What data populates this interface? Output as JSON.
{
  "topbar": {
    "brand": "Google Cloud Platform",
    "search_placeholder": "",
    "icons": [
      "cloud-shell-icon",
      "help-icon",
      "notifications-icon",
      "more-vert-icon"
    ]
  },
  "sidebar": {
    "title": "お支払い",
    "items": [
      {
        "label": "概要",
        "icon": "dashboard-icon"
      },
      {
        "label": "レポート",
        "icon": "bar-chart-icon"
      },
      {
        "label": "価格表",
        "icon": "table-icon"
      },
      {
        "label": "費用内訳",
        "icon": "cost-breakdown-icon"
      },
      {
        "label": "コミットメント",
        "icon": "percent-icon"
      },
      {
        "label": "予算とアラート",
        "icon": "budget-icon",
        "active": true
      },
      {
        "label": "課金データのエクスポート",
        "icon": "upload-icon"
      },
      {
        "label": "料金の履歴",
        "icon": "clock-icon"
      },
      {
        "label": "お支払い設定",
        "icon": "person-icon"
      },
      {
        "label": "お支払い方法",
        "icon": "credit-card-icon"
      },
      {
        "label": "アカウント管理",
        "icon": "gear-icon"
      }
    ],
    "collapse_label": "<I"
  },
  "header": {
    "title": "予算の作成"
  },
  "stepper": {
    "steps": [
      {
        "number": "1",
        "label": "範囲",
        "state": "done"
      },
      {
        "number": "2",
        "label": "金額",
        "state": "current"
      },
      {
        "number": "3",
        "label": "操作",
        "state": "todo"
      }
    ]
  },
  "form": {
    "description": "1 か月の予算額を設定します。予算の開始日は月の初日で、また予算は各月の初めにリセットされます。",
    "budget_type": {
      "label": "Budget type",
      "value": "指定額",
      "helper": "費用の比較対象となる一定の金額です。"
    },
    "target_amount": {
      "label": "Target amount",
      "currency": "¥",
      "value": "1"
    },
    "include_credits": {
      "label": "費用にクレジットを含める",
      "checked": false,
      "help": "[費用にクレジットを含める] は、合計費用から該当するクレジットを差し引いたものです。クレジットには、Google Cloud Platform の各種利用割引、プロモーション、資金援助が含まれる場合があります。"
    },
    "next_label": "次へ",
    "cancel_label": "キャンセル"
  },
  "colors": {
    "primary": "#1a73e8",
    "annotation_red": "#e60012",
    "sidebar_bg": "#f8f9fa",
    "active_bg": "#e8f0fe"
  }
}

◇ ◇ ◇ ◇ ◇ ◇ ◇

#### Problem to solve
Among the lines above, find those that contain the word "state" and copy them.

#### Solved problem
        "state": "done"
        "state": "current"
        "state": "todo"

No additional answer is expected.